Before even sitting down to watch the very first local showing of Star Wars: The Last Jedi at 7 p.m. in Southampton on Thursday, I and other moviegoers were presented a special message warning us the film would contain a moment of silence. Pasted up at the ticket counter, the note was designed to prepare our hyperactive contemporary sensibility for this ever so brief, but possibly painfully disconcerting, section without sound. No sound! Perish the thought.
To our valued guests
The Last Jedi contains a sequence of
silence at approximately 1 hour 52 minutes
into the feature. This is a creative element
of the particular scene it occurs in and the
audio of the feature is not defective.
Feel free to see a manager if there are any
questions, and enjoy the show!
Now, beyond my frustration with the weirdly placed preposition and missed comma confusing the second sentence, I have some serious issues with this pamphlet—or more specifically, the fact that Regal Cinemas (or Disney) felt the need to use it in the first place. Has our society become so stupid as to require an explanation for 20 seconds (give or take; I’m totally guessing here) of artistically arranged footage without sound? Would anyone not realize this was done for dramatic effect?
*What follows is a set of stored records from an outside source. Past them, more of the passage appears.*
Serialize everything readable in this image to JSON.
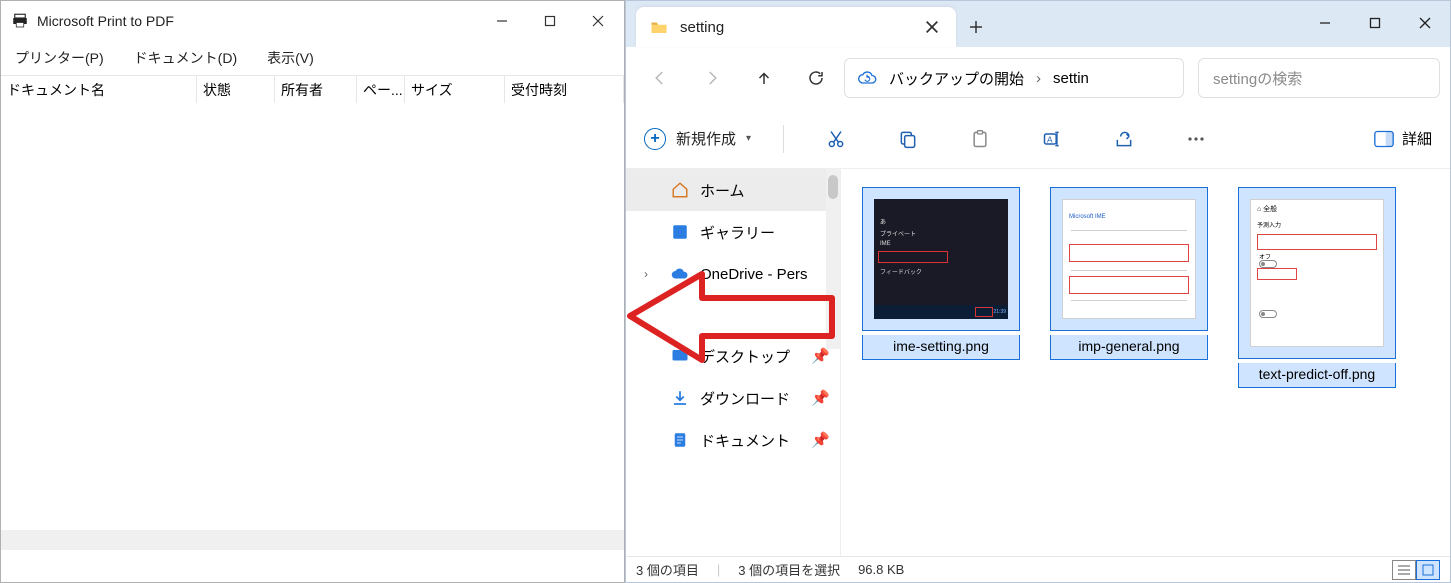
{
  "print_window": {
    "title": "Microsoft Print to PDF",
    "menus": {
      "printer": "プリンター(P)",
      "document": "ドキュメント(D)",
      "view": "表示(V)"
    },
    "columns": {
      "document_name": "ドキュメント名",
      "status": "状態",
      "owner": "所有者",
      "pages": "ペー...",
      "size": "サイズ",
      "submitted": "受付時刻"
    }
  },
  "explorer": {
    "tab_title": "setting",
    "address": {
      "backup_label": "バックアップの開始",
      "folder": "settin"
    },
    "search_placeholder": "settingの検索",
    "toolbar": {
      "new_label": "新規作成",
      "details_label": "詳細"
    },
    "nav": {
      "home": "ホーム",
      "gallery": "ギャラリー",
      "onedrive": "OneDrive - Pers",
      "desktop": "デスクトップ",
      "downloads": "ダウンロード",
      "documents": "ドキュメント"
    },
    "files": [
      {
        "name": "ime-setting.png"
      },
      {
        "name": "imp-general.png"
      },
      {
        "name": "text-predict-off.png"
      }
    ],
    "status": {
      "count": "3 個の項目",
      "selected": "3 個の項目を選択",
      "size": "96.8 KB"
    }
  }
}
Without spoiling the movie too much—sensitive “no spoilers” people may still want to stop reading—the silent sequence occurs at a pivotal moment in the story. It’s a shocking, triumphant and tragic event that is given much greater weight by the absence of sound.
Silence, of course, has even more gravity for those of us who live in a world of constant noise and distraction. Loud sounds once grabbed people’s attention by breaking the silence, but today, it’s the bits of quiet that get us to look up from whatever we’re doing. Auditory tranquility is, for most, a rare and beautiful thing amid the constant white noise of our lives.
One of 2017’s most notable books, Erling Kagge’s Silence: In the Age of Noise, explores exactly this. The author found blissful quietude trekking in Antarctica’s South Pole, which he calls “the quietest place I’ve ever been.” And through his travels and constant rumination on silence, Kagge comes to understand that “the world’s secrets are hidden” within it.
I’m not suggesting we all must hike Antarctica, but perhaps we should be a bit more mindful of the value offered by quiet moments and down time. Maybe we should consider the purpose of the next silent film sequence or well-timed break in an otherwise hard-charging song?
Certainly, we should think before running to the cinema manager with questions and complaints.
And, Disney (or Regal), you might also think before assuming that’s exactly what we’d do.